• **Task directions**: Leave the pictures out and repeat the rest of the data below exactly.

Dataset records
++++++++++++++++++++

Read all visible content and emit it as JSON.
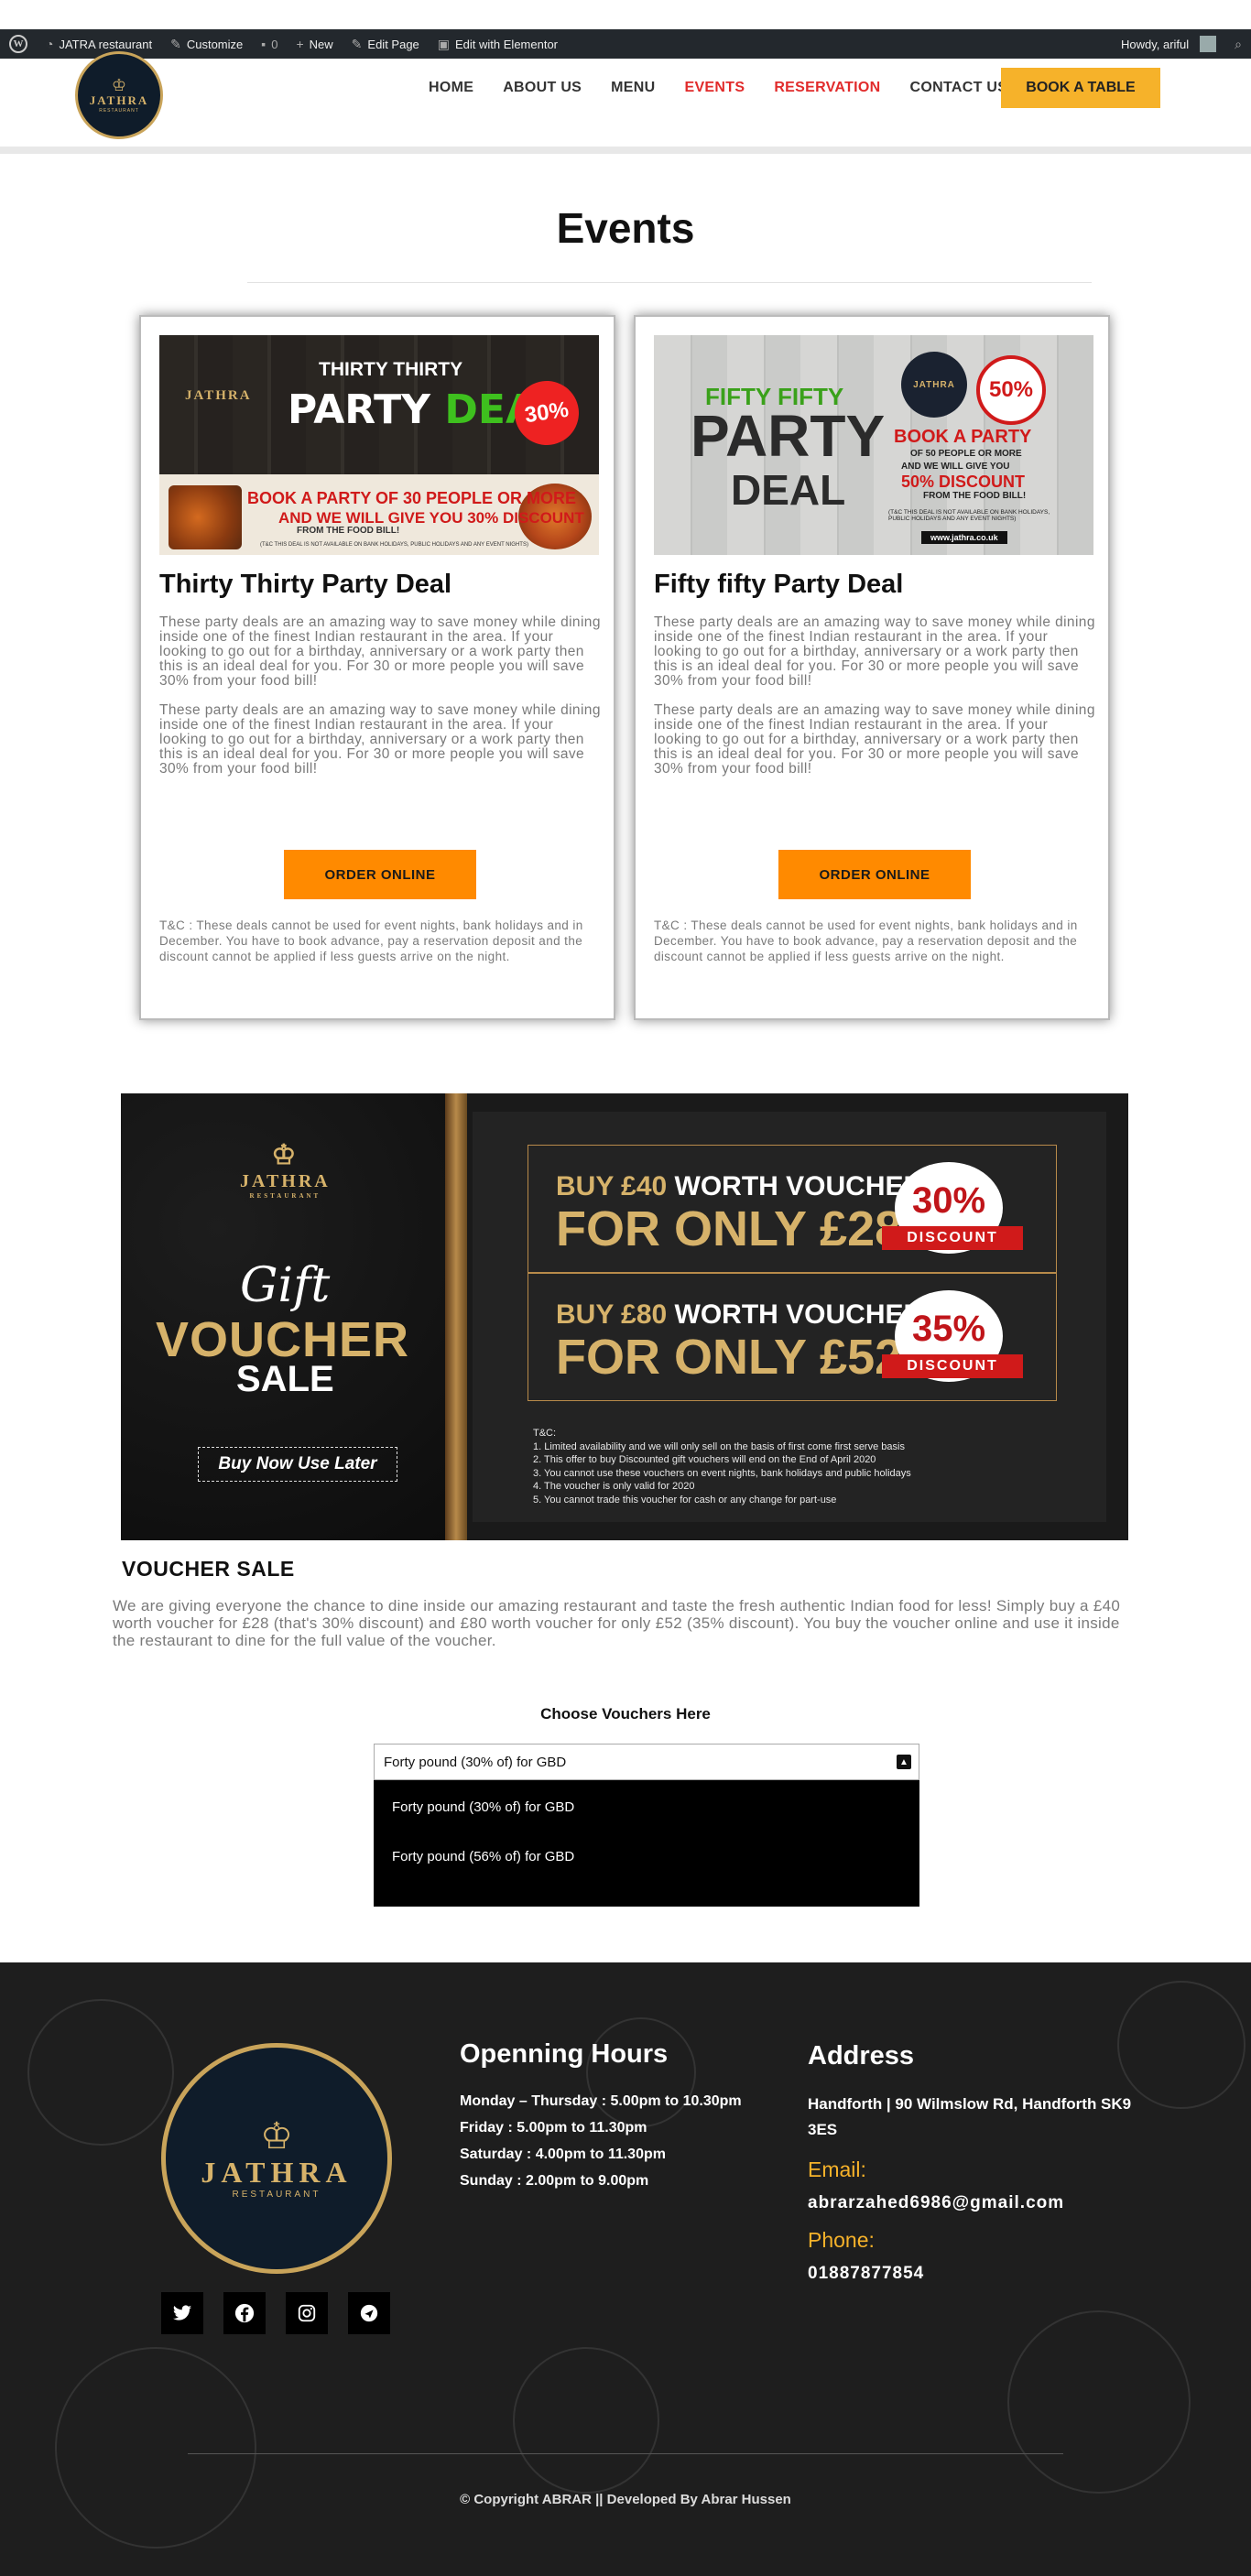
{
  "admin_bar": {
    "site_name": "JATRA restaurant",
    "customize": "Customize",
    "comments": "0",
    "new": "New",
    "edit_page": "Edit Page",
    "elementor": "Edit with Elementor",
    "howdy": "Howdy, ariful"
  },
  "header": {
    "logo": {
      "name": "JATHRA",
      "sub": "RESTAURANT"
    },
    "nav": [
      "HOME",
      "ABOUT US",
      "MENU",
      "EVENTS",
      "RESERVATION",
      "CONTACT US"
    ],
    "book_button": "BOOK A TABLE"
  },
  "events": {
    "title": "Events",
    "cards": [
      {
        "title": "Thirty Thirty Party Deal",
        "banner": {
          "logo": "JATHRA",
          "top": "THIRTY THIRTY",
          "big_a": "PARTY ",
          "big_b": "DEAL",
          "badge": "30%",
          "line1": "BOOK A PARTY OF 30 PEOPLE OR MORE",
          "line2": "AND WE WILL GIVE YOU 30% DISCOUNT",
          "line3": "FROM THE FOOD BILL!",
          "line4": "(T&C THIS DEAL IS NOT AVAILABLE ON BANK HOLIDAYS, PUBLIC HOLIDAYS AND ANY EVENT NIGHTS)"
        },
        "paragraphs": [
          "These party deals are an amazing way to save money while dining inside one of the finest Indian restaurant in the area. If your looking to go out for a birthday, anniversary or a work party then this is an ideal deal for you. For 30 or more people you will save 30% from your food bill!",
          "These party deals are an amazing way to save money while dining inside one of the finest Indian restaurant in the area. If your looking to go out for a birthday, anniversary or a work party then this is an ideal deal for you. For 30 or more people you will save 30% from your food bill!"
        ],
        "button": "ORDER ONLINE",
        "tc": "T&C : These deals cannot be used for event nights, bank holidays and in December. You have to book advance, pay a reservation deposit and the discount cannot be applied if less guests arrive on the night."
      },
      {
        "title": "Fifty fifty Party Deal",
        "banner": {
          "ff": "FIFTY FIFTY",
          "party": "PARTY",
          "deal": "DEAL",
          "logo": "JATHRA",
          "badge": "50%",
          "r1": "BOOK A PARTY",
          "r2": "OF 50 PEOPLE OR MORE",
          "r3": "AND WE WILL GIVE YOU",
          "r4": "50% DISCOUNT",
          "r5": "FROM THE FOOD BILL!",
          "r6": "(T&C THIS DEAL IS NOT AVAILABLE ON BANK HOLIDAYS, PUBLIC HOLIDAYS AND ANY EVENT NIGHTS)",
          "url": "www.jathra.co.uk"
        },
        "paragraphs": [
          "These party deals are an amazing way to save money while dining inside one of the finest Indian restaurant in the area. If your looking to go out for a birthday, anniversary or a work party then this is an ideal deal for you. For 30 or more people you will save 30% from your food bill!",
          "These party deals are an amazing way to save money while dining inside one of the finest Indian restaurant in the area. If your looking to go out for a birthday, anniversary or a work party then this is an ideal deal for you. For 30 or more people you will save 30% from your food bill!"
        ],
        "button": "ORDER ONLINE",
        "tc": "T&C : These deals cannot be used for event nights, bank holidays and in December. You have to book advance, pay a reservation deposit and the discount cannot be applied if less guests arrive on the night."
      }
    ]
  },
  "voucher_banner": {
    "logo": "JATHRA",
    "logo_sub": "RESTAURANT",
    "gift": "Gift",
    "voucher": "VOUCHER",
    "sale": "SALE",
    "buy_now": "Buy Now Use Later",
    "offers": [
      {
        "l1a": "BUY £40 ",
        "l1b": "WORTH VOUCHER",
        "l2": "FOR ONLY £28",
        "pct": "30%",
        "ribbon": "DISCOUNT"
      },
      {
        "l1a": "BUY £80 ",
        "l1b": "WORTH VOUCHER",
        "l2": "FOR ONLY £52",
        "pct": "35%",
        "ribbon": "DISCOUNT"
      }
    ],
    "tc": [
      "T&C:",
      "1. Limited availability and we will only sell on the basis of first come first serve basis",
      "2. This offer to buy Discounted gift vouchers will end on the End of April 2020",
      "3. You cannot use these vouchers on event nights, bank holidays and public holidays",
      "4. The voucher is only valid for 2020",
      "5. You cannot trade this voucher for cash or any change for part-use"
    ]
  },
  "voucher_sale": {
    "title": "VOUCHER SALE",
    "text": "We are giving everyone the chance to dine inside our amazing restaurant and taste the fresh authentic Indian food for less! Simply buy a £40 worth voucher for £28 (that's 30% discount) and £80 worth voucher for only £52 (35% discount). You buy the voucher online and use it inside the restaurant to dine for the full value of the voucher.",
    "choose_label": "Choose Vouchers Here",
    "selected": "Forty pound (30% of) for GBD",
    "options": [
      "Forty pound (30% of) for GBD",
      "Forty pound (56% of) for GBD"
    ]
  },
  "footer": {
    "logo": {
      "name": "JATHRA",
      "sub": "RESTAURANT"
    },
    "hours_title": "Openning Hours",
    "hours": [
      "Monday – Thursday : 5.00pm to 10.30pm",
      "Friday : 5.00pm to 11.30pm",
      "Saturday : 4.00pm to 11.30pm",
      "Sunday : 2.00pm to 9.00pm"
    ],
    "address_title": "Address",
    "address": "Handforth | 90 Wilmslow Rd, Handforth SK9 3ES",
    "email_label": "Email:",
    "email": "abrarzahed6986@gmail.com",
    "phone_label": "Phone:",
    "phone": "01887877854",
    "copyright": "© Copyright ABRAR || Developed By Abrar Hussen"
  },
  "colors": {
    "accent_red": "#e12b2b",
    "book_yellow": "#f6b22a",
    "order_orange": "#ff8a00",
    "footer_bg": "#1e1e1e",
    "gold": "#c9a45a"
  }
}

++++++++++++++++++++

• **Finished exercise**:
Read all visible content and emit it as JSON.
{
  "admin_bar": {
    "site_name": "JATRA restaurant",
    "customize": "Customize",
    "comments": "0",
    "new": "New",
    "edit_page": "Edit Page",
    "elementor": "Edit with Elementor",
    "howdy": "Howdy, ariful"
  },
  "header": {
    "logo": {
      "name": "JATHRA",
      "sub": "RESTAURANT"
    },
    "nav": [
      "HOME",
      "ABOUT US",
      "MENU",
      "EVENTS",
      "RESERVATION",
      "CONTACT US"
    ],
    "book_button": "BOOK A TABLE"
  },
  "events": {
    "title": "Events",
    "cards": [
      {
        "title": "Thirty Thirty Party Deal",
        "banner": {
          "logo": "JATHRA",
          "top": "THIRTY THIRTY",
          "big_a": "PARTY ",
          "big_b": "DEAL",
          "badge": "30%",
          "line1": "BOOK A PARTY OF 30 PEOPLE OR MORE",
          "line2": "AND WE WILL GIVE YOU 30% DISCOUNT",
          "line3": "FROM THE FOOD BILL!",
          "line4": "(T&C THIS DEAL IS NOT AVAILABLE ON BANK HOLIDAYS, PUBLIC HOLIDAYS AND ANY EVENT NIGHTS)"
        },
        "paragraphs": [
          "These party deals are an amazing way to save money while dining inside one of the finest Indian restaurant in the area. If your looking to go out for a birthday, anniversary or a work party then this is an ideal deal for you. For 30 or more people you will save 30% from your food bill!",
          "These party deals are an amazing way to save money while dining inside one of the finest Indian restaurant in the area. If your looking to go out for a birthday, anniversary or a work party then this is an ideal deal for you. For 30 or more people you will save 30% from your food bill!"
        ],
        "button": "ORDER ONLINE",
        "tc": "T&C : These deals cannot be used for event nights, bank holidays and in December. You have to book advance, pay a reservation deposit and the discount cannot be applied if less guests arrive on the night."
      },
      {
        "title": "Fifty fifty Party Deal",
        "banner": {
          "ff": "FIFTY FIFTY",
          "party": "PARTY",
          "deal": "DEAL",
          "logo": "JATHRA",
          "badge": "50%",
          "r1": "BOOK A PARTY",
          "r2": "OF 50 PEOPLE OR MORE",
          "r3": "AND WE WILL GIVE YOU",
          "r4": "50% DISCOUNT",
          "r5": "FROM THE FOOD BILL!",
          "r6": "(T&C THIS DEAL IS NOT AVAILABLE ON BANK HOLIDAYS, PUBLIC HOLIDAYS AND ANY EVENT NIGHTS)",
          "url": "www.jathra.co.uk"
        },
        "paragraphs": [
          "These party deals are an amazing way to save money while dining inside one of the finest Indian restaurant in the area. If your looking to go out for a birthday, anniversary or a work party then this is an ideal deal for you. For 30 or more people you will save 30% from your food bill!",
          "These party deals are an amazing way to save money while dining inside one of the finest Indian restaurant in the area. If your looking to go out for a birthday, anniversary or a work party then this is an ideal deal for you. For 30 or more people you will save 30% from your food bill!"
        ],
        "button": "ORDER ONLINE",
        "tc": "T&C : These deals cannot be used for event nights, bank holidays and in December. You have to book advance, pay a reservation deposit and the discount cannot be applied if less guests arrive on the night."
      }
    ]
  },
  "voucher_banner": {
    "logo": "JATHRA",
    "logo_sub": "RESTAURANT",
    "gift": "Gift",
    "voucher": "VOUCHER",
    "sale": "SALE",
    "buy_now": "Buy Now Use Later",
    "offers": [
      {
        "l1a": "BUY £40 ",
        "l1b": "WORTH VOUCHER",
        "l2": "FOR ONLY £28",
        "pct": "30%",
        "ribbon": "DISCOUNT"
      },
      {
        "l1a": "BUY £80 ",
        "l1b": "WORTH VOUCHER",
        "l2": "FOR ONLY £52",
        "pct": "35%",
        "ribbon": "DISCOUNT"
      }
    ],
    "tc": [
      "T&C:",
      "1. Limited availability and we will only sell on the basis of first come first serve basis",
      "2. This offer to buy Discounted gift vouchers will end on the End of April 2020",
      "3. You cannot use these vouchers on event nights, bank holidays and public holidays",
      "4. The voucher is only valid for 2020",
      "5. You cannot trade this voucher for cash or any change for part-use"
    ]
  },
  "voucher_sale": {
    "title": "VOUCHER SALE",
    "text": "We are giving everyone the chance to dine inside our amazing restaurant and taste the fresh authentic Indian food for less! Simply buy a £40 worth voucher for £28 (that's 30% discount) and £80 worth voucher for only £52 (35% discount). You buy the voucher online and use it inside the restaurant to dine for the full value of the voucher.",
    "choose_label": "Choose Vouchers Here",
    "selected": "Forty pound (30% of) for GBD",
    "options": [
      "Forty pound (30% of) for GBD",
      "Forty pound (56% of) for GBD"
    ]
  },
  "footer": {
    "logo": {
      "name": "JATHRA",
      "sub": "RESTAURANT"
    },
    "hours_title": "Openning Hours",
    "hours": [
      "Monday – Thursday : 5.00pm to 10.30pm",
      "Friday : 5.00pm to 11.30pm",
      "Saturday : 4.00pm to 11.30pm",
      "Sunday : 2.00pm to 9.00pm"
    ],
    "address_title": "Address",
    "address": "Handforth | 90 Wilmslow Rd, Handforth SK9 3ES",
    "email_label": "Email:",
    "email": "abrarzahed6986@gmail.com",
    "phone_label": "Phone:",
    "phone": "01887877854",
    "copyright": "© Copyright ABRAR || Developed By Abrar Hussen"
  },
  "colors": {
    "accent_red": "#e12b2b",
    "book_yellow": "#f6b22a",
    "order_orange": "#ff8a00",
    "footer_bg": "#1e1e1e",
    "gold": "#c9a45a"
  }
}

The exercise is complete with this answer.